Your first good stretch of the morning is possible, in part, because of your rotator cuff — a collection of muscles that cushion and safeguard the bones in your shoulder. If your rotator cuff is injured, not only is it painful, likely keeping you up at night, but you’ll notice weakness with certain activities as well. .
Caring for your shoulder may not be at the top of your priorities, but joint care is essential for both athletes and aging individuals. At Rapid City Orthopedics, our staff of warm professionals is led by Joseph L. Humpherys, an orthopedic sports surgeon who specializes in joint repair and preservation. Conveniently located in Rapid City, South Dakota, we focus on helping you heal so you can get back to an active life.
What happened to your shoulder is what happens to an estimated 2 million adults each year - a tendon tear in your upper arm. When that happens, you may or may not feel it, as small tears may not be painful with only minimal symptoms.
Continuing your daily life with a rotator cuff tear will eventually catch up to you, though. Without care, the tear will exacerbate, eventually becoming painful enough that you seek out a specialist. Dr. Humpherys has years of experience treating rotator cuff injuries, which are most common among people over 40, and in athletes who frequently utilize an overhead or overhand motion, as in tennis and baseball.
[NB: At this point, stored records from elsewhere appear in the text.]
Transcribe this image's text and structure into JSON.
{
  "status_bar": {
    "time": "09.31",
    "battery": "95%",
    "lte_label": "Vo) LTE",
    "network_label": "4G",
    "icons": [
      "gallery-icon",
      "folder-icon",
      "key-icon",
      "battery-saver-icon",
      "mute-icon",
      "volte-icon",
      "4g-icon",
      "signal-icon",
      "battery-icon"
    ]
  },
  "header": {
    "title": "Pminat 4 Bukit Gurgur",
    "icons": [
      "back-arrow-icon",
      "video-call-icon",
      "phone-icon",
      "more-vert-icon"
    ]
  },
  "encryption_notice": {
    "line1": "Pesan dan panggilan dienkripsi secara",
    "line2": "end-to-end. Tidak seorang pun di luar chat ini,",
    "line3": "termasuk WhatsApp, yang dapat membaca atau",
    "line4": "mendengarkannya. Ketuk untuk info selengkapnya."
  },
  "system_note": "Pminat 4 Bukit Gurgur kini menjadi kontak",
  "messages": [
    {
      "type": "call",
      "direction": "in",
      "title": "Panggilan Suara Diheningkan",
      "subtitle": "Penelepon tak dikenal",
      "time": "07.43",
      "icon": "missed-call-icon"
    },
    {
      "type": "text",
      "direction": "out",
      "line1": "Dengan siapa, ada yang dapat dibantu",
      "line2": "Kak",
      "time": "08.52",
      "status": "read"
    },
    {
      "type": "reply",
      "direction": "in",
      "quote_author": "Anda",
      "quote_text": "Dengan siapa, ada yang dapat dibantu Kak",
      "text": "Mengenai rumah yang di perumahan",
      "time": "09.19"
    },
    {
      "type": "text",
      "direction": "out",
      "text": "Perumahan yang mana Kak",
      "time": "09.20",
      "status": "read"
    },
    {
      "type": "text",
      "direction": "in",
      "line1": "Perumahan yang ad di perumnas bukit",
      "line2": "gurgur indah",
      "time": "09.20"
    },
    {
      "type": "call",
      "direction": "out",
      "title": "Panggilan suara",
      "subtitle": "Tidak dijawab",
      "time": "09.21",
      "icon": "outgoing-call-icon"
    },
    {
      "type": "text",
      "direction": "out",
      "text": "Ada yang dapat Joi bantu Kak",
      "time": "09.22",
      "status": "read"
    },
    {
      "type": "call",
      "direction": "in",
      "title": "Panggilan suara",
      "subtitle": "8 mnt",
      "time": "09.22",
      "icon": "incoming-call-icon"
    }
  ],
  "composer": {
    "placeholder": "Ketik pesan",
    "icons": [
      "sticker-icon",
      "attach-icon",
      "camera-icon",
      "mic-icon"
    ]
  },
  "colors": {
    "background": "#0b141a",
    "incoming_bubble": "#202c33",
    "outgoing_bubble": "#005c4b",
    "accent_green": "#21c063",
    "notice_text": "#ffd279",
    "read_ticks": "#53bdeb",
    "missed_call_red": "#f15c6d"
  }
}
Similarly, people working in occupations that require overhead work and motion, like painters and carpenters, are at increased risk of experiencing a rotator cuff tear. Young people who don’t play sports could still tear their rotator cuff as a result of a traumatic injury, such as a fall.
Your rotator cuff is essential to maintaining a healthy and full range of motion. After an injury, most people will benefit from conservative treatments like rest, using a cold compress on the affected area, wearing a sling or splint, taking anti-inflammatories and being mindful of what activities and movements hurt your shoulder.
Significant rotator cuff tears may need more support, as they may not respond to less-invasive treatments. For injuries of this severity, Dr. Humpherys may need to perform rotator cuff surgery.
While Dr.Humpherys is a deeply experienced and well-respected orthopedic surgeon, his goal is always to keep as many people as possible off of the operating table, instead opting for conservative treatment options.
Healing from your rotator cuff treatment is often easier than you think. While you won’t be able to jump right back into the activities that you love, Dr. Humpherys will create a healing plan for you that caters to your body’s unique needs. That often involves a combination of treatments, with the specifics depending on what Dr.Humpherys determines is right for you.
If you’re recovering from a rotator cuff repair surgery, you’ll spend some time between resting and specific physical therapy exercises according to Dr. Humpherys’ orders. After your body has had a chance to recover naturally, you will need physical therapy. People who have less severe rotator cuff tears may benefit from physical therapy, as well.
Physical therapy usually involves a variety of strengthening exercises, performed once or twice daily. As you get stronger, Dr. Humpherys will continue to monitor your progress.
While the timeline can vary, minor rotator cuff tears will generally heal on their own within four months. Larger tears will usually be resolved in six months. But significant tears, like the tears that lead to surgery, could take a year to heal completely.
Dr. Humpherys is committed to helping you feel like you’re ready for anything that comes your way. The healing process for significant rotator cuff tears may be a long one, but we’re here to assist you through a complete recovery. Call 605-755-6730, or book an appointment for a consultation with us online.